I have had first hand experience of this Mystery Shopper service on behalf of one of my clients. I emailed the Mystery Shopper team at 5.30pm, and received a personal response at 6.30am the following morning, supported by a telephone call at 9.15am the same day. The Mystery Shopper team listened to the concerns I had (businesses under three years old were being excluded from the procurement), agreed to investigate, and promised to keep me up to date with their progress. The level of service I received from that team was nothing short of exceptional, I was provided with regular updates, an indicative timescale of their actions and other detail about the Mystery Shopper activity.

In the case I raised, the authority managing the procurement activity did indeed revise the procurement guidance in light of the direct intervention of the Cabinet Office, and my client therefore became able to tender for the contract. The submission put forward is being evaluated currently, but whatever the outcome, the client was pleased that they were able to tender.

So, in my experience, the Government does appear to be taking seriously the potential that smaller businesses have to deliver public contracts. They also appear to be serious about changing procurement practices. And, perhaps most importantly of all, procurement professionals working within the public sector appear to be willing to listen, and respond to the concerns small businesses are raising around procurement. Again, I saw this first hand with a local authority who pro-actively went out to the market and asked small businesses how they could make the procurement process more ‘small business friendly’.

To quote a great songwriter, “The times, they are a changing”

Where Do I Find Tenders?

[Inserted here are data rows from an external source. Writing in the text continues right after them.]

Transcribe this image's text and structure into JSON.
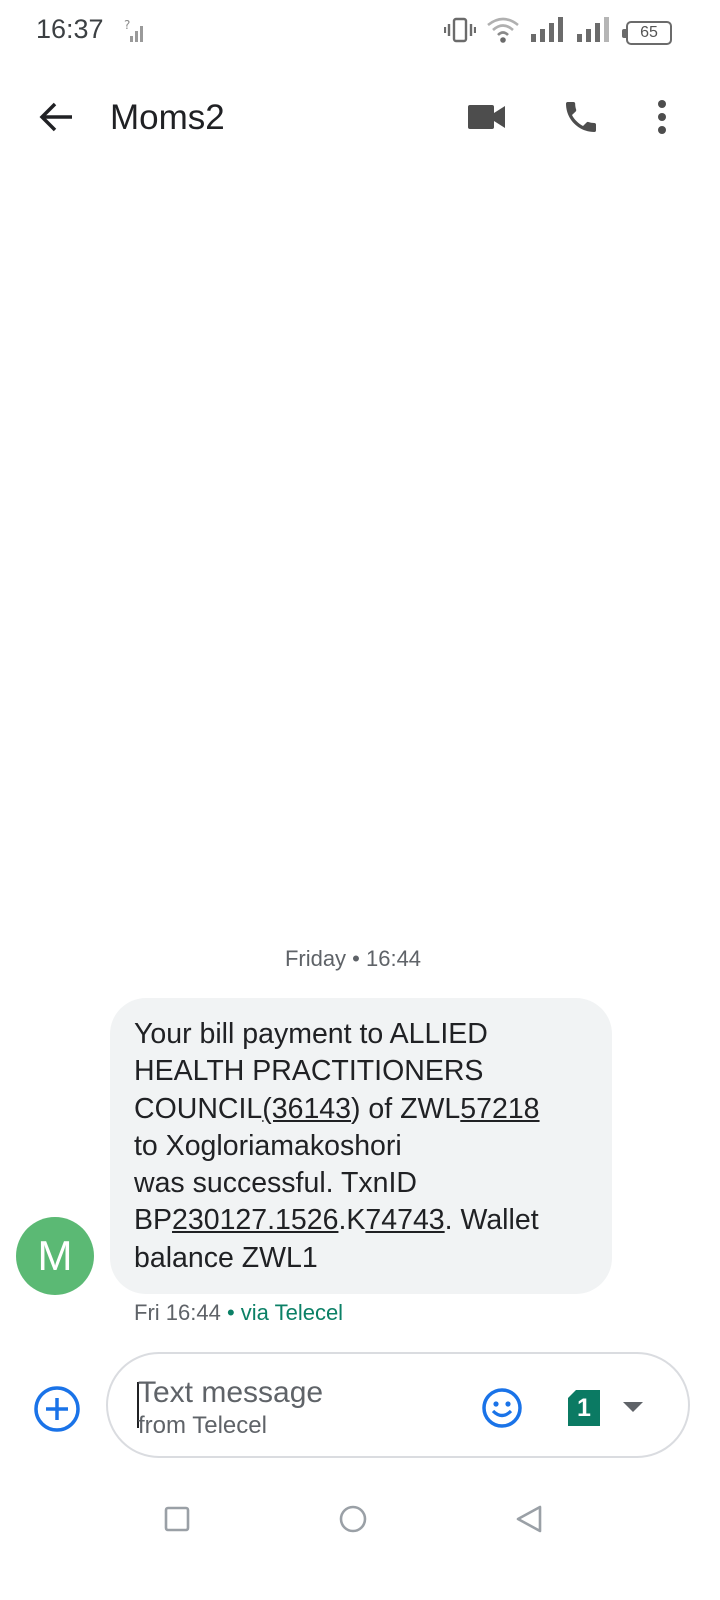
{
  "status_bar": {
    "time": "16:37",
    "battery_level": "65",
    "icons": [
      "no-sim-signal-icon",
      "vibrate-icon",
      "wifi-icon",
      "signal-icon",
      "signal-icon",
      "battery-icon"
    ]
  },
  "app_bar": {
    "title": "Moms2",
    "back_icon": "arrow-back-icon",
    "video_icon": "video-call-icon",
    "call_icon": "phone-icon",
    "more_icon": "more-vert-icon"
  },
  "messages": {
    "date_divider": "Friday • 16:44",
    "avatar_initial": "M",
    "avatar_color": "#5bb974",
    "items": [
      {
        "text": "Your bill payment to ALLIED HEALTH PRACTITIONERS COUNCIL(36143) of ZWL57218 to Xogloriamakoshori was successful. TxnID BP230127.1526.K74743. Wallet balance ZWL1",
        "line_1_text": "Your bill payment to ALLIED",
        "line_2_text": "HEALTH PRACTITIONERS",
        "line_3_prefix": "COUNCIL",
        "line_3_link_1": "(36143",
        "line_3_middle": ") of ZWL",
        "line_3_link_2": "57218",
        "line_4_text": "to Xogloriamakoshori",
        "line_5_text": "was successful. TxnID",
        "line_6_prefix": "BP",
        "line_6_link_1": "230127.1526",
        "line_6_middle": ".K",
        "line_6_link_2": "74743",
        "line_6_suffix": ". Wallet",
        "line_7_text": "balance ZWL1",
        "time": "Fri 16:44",
        "via": " • via Telecel"
      }
    ]
  },
  "compose": {
    "placeholder": "Text message",
    "subtext": "from Telecel",
    "sim_number": "1",
    "attach_icon": "add-circle-icon",
    "emoji_icon": "emoji-icon",
    "dropdown_icon": "arrow-drop-down-icon",
    "accent_color": "#1a73e8",
    "sim_color": "#0b7a63"
  },
  "nav_bar": {
    "recent_icon": "recent-apps-icon",
    "home_icon": "home-icon",
    "back_icon": "back-triangle-icon"
  }
}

One of the statements I hear most often from customers and potential customers is, “Why didn’t I know that xyz local authority was tendering that contract? I could have done that work.”  The inference is that the tendering authority concerned should have made contact with the company, and invited them to tender. My response is always something along the lines of, if you want to work with a publicly funded organisation, the emphasis is on you to find the contracts.

So, that begs the question, where do I find tenders?

There are lots of web portals that provide details of tender opportunities. Some are free to use, others require you to subscribe for a fee. Lots make claims about how many tenders they publish, and I don’t intend to get into which one is the best because frankly, they are all slightly different and it very much depends on your business as to which one is relevant to you.

I always recommend that businesses start by registering with Contracts Finder

This is a free to use portal, that carries details of public sector contracts with a value greater than £10,000. Contracts Finder is used by central government departments, non departmental public bodies, NHS, local authorities and prime contractors to Government departments. As well as detailing live opportunities, it also gives information on contracts that have been awarded. A daily email update is sent to you outlining new opportunities that are available.

Contracts Finder will give information about the contract and details of what steps you need to take to register an interest, or to download relevant documentation that will allow you to gauge whether or not the opportunity is one that is suitable for your business.

So, as a place to start, Contracts Finder is not bad. Don’t get me wrong, it isn’t perfect, but you could do a lot worse. If you would like details of other procurement portals that exist, then do let me know!